Phil Robinson – "Agit Pop's Strong-T"
This exhibition represents critique of reality and the need for solidarity. Tension between the two isnt a matter of reconciliation. Art has never been just a well-behaved child affirming the best in all things, rather it agitates "the good": prove your value.
The irony of these images is complicit in their divisiveness by calling out bigotry. One way or another, someone feels offended, defensive, or personally indicted. Everyone has a right to their anger; doing something is a moral, ethical, legal matter. For the struggling classes, one mortgage, tuition, childcare payment away from disaster, solidarity asks: "would you rather be angry and powerless or powerfully equal?" If solidarity can change, recreate reality, then my art is a solidarity of laughing while crying out loud with everyone.
Phil Robinson is a Chicago native who has exhibited throughout the Midwest in Chicago, Indianapolis, Memphis, and various places throughout Missouri. Robinson’s creative practice has included sculpture, installation, 3D design, and cross-disciplinary media. He has also created public artworks for numerous state and local agencies and worked as a design consultant. Robinson earned his BFA in painting and drawing at The School of the Art Institute of Chicago and his MFA at the University of Illinois at Chicago. He served as an adjunct instructor of art, and then the Henry L. and Natalie Freund Fellow of Painting, at Washington University in St. Louis before coming to UMSL. In 1998, he performed Hot Buttered Blackman for the Contemporary Artist’s Series at the St. Louis Art Museum. In 2009, he created Ornamental Bodies for Gallery 239 at Chadron State College, as well as The Codex Project at the Contemporary Art Gallery at Florissant Valley Community College in Ferguson, Missouri. In 2010, Robinson participated in the 23rd Annual Nude show for the Kentucky Art League at Gallery 209 in Lexington, Kentucky.
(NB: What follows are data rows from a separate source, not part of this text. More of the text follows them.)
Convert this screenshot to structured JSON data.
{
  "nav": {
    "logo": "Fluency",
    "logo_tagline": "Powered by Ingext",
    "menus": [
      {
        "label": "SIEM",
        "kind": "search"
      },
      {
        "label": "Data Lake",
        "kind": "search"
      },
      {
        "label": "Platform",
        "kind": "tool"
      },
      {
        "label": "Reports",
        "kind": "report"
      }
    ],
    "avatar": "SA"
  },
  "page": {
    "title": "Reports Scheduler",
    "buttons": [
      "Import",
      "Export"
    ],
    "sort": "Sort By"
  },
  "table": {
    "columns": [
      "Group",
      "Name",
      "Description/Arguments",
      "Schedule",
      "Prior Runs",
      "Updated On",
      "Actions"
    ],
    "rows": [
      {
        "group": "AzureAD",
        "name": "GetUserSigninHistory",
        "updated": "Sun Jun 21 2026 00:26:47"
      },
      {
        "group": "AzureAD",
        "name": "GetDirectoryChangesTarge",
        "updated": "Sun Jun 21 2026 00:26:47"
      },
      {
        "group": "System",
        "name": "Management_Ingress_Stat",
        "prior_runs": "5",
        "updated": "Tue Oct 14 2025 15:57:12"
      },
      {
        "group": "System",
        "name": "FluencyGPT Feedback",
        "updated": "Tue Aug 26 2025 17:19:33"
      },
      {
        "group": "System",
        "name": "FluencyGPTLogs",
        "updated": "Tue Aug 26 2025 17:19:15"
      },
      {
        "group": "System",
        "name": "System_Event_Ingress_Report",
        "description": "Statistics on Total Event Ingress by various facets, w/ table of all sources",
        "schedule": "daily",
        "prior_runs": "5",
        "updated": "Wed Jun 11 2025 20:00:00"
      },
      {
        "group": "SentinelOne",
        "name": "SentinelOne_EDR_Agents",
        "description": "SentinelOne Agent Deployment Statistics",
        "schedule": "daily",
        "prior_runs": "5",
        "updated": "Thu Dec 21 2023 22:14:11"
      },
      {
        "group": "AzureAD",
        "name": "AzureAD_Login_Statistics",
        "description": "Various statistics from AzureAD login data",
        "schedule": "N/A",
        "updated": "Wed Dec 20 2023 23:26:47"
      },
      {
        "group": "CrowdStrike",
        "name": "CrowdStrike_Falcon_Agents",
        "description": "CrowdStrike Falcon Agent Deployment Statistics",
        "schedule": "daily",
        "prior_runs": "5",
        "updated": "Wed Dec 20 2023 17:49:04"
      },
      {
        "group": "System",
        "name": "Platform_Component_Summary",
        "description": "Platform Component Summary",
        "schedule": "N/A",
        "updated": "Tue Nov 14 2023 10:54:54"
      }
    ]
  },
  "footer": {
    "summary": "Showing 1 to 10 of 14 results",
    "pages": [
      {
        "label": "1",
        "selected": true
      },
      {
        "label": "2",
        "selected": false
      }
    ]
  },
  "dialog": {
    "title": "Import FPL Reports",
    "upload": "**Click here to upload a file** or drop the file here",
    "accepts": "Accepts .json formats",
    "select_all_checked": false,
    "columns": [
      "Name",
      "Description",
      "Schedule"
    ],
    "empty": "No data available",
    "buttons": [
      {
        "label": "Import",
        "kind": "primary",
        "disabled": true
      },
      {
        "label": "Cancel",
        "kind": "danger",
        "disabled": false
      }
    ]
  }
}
He also showed his artwork at the North Florida Community College gallery in Madison, Florida in 2010.
Reprinted from University of Missouri-St. Louis website.